I should emphasize that rejecting longtermism does not mean that one must reject long-term thinking. You ought to care equally about people no matter when they exist, whether today, next year, or in a couple billion years henceforth. If we shouldn’t discriminate against people based on their spatial distance from us, we shouldn’t discriminate against them based on their temporal distance, either. Many of the problems we face today, such as climate change, will have devastating consequences for future generations hundreds or thousands of years in the future. That should matter. We should be willing to make sacrifices for their wellbeing, just as we make sacrifices for those alive today by donating to charities that fight global poverty. But this does not mean that one must genuflect before the altar of “future value” or “our potential,” understood in techno-Utopian terms of colonizing space, becoming posthuman, subjugating the natural world, maximizing economic productivity, and creating massive computer simulations stuffed with 1045 digital beings.
If you feel you are being watched, you change your behavior. Big Data is supercharging this effect.
Some interesting ideas, but the tone is so alarming as to render the message meaningless.
As our weaknesses are mapped, we are becoming too transparent. This is breeding a society where self-censorship and risk-aversion are the new normal.
I stopped reading at the point where the danger was compared to climate change.
Riffing on an offhand comment I made about progressive enhancement being a form of “technical credit”, Chris dives deep into what exactly that means. There’s some really great thinking here.
With such a wide array of both expected and unexpected properties of the current technological revolution, building our systems in such a way to both be resilient to potential failures and benefit from unanticipated events surely is a no-brainer.
Exemplars proposing various solutions for the resilience of digital data and computation over long timeframes include the Internet Archive; redundantly distributed storage platforms such GlusterFS, LOCKSS, and BitTorrent Sync; and the Lunar supercomputer proposal of Ouliang Chang.

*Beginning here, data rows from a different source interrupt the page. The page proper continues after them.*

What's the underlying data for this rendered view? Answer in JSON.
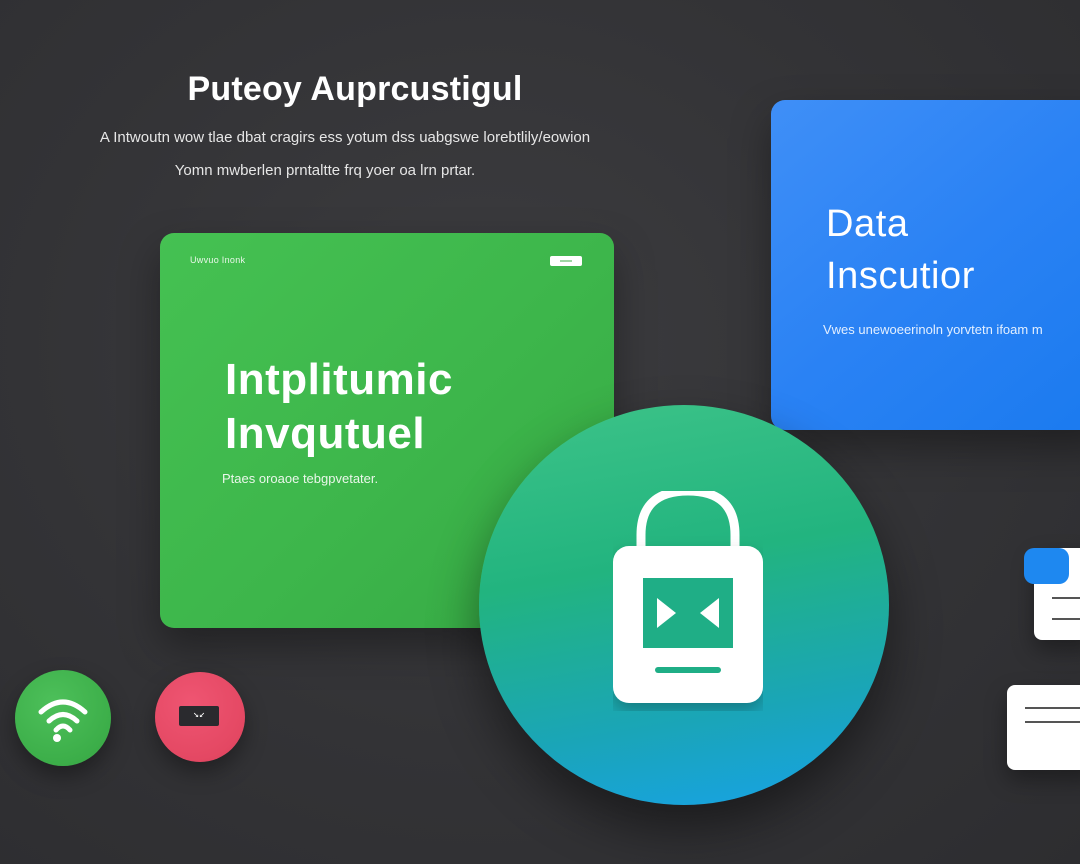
{
  "hero": {
    "title": "Puteoy Auprcustigul",
    "subtitle_line1": "A Intwoutn wow tlae dbat cragirs ess yotum dss uabgswe lorebtlily/eowion",
    "subtitle_line2": "Yomn mwberlen prntaltte frq yoer oa lrn prtar."
  },
  "green_card": {
    "eyebrow": "Uwvuo Inonk",
    "title_line1": "Intplitumic",
    "title_line2": "Invqutuel",
    "caption": "Ptaes oroaoe tebgpvetater.",
    "color": "#3db64b"
  },
  "blue_card": {
    "title_line1": "Data",
    "title_line2": "Inscutior",
    "caption": "Vwes unewoeerinoln yorvtetn ifoam m",
    "color": "#2a82f4"
  },
  "lock_circle": {
    "icon": "lock-icon",
    "colors": [
      "#3dc388",
      "#17a2e8"
    ]
  },
  "wifi_button": {
    "icon": "wifi-icon",
    "color": "#3cae49"
  },
  "red_button": {
    "icon": "screen-icon",
    "screen_text": "↘↙",
    "color": "#e44863"
  },
  "doc_cards": {
    "icon": "document-icon",
    "accent": "#1e88f0"
  }
}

Each of these differs in its approach and its focus; yet each shares with Vessel and with one another a key understanding: The prospects of Earth-originating life in the future, whether vast or diminishing, depend upon our actions and our foresight in this current cultural moment of opportunity, agency, awareness, ability, capability, and willpower.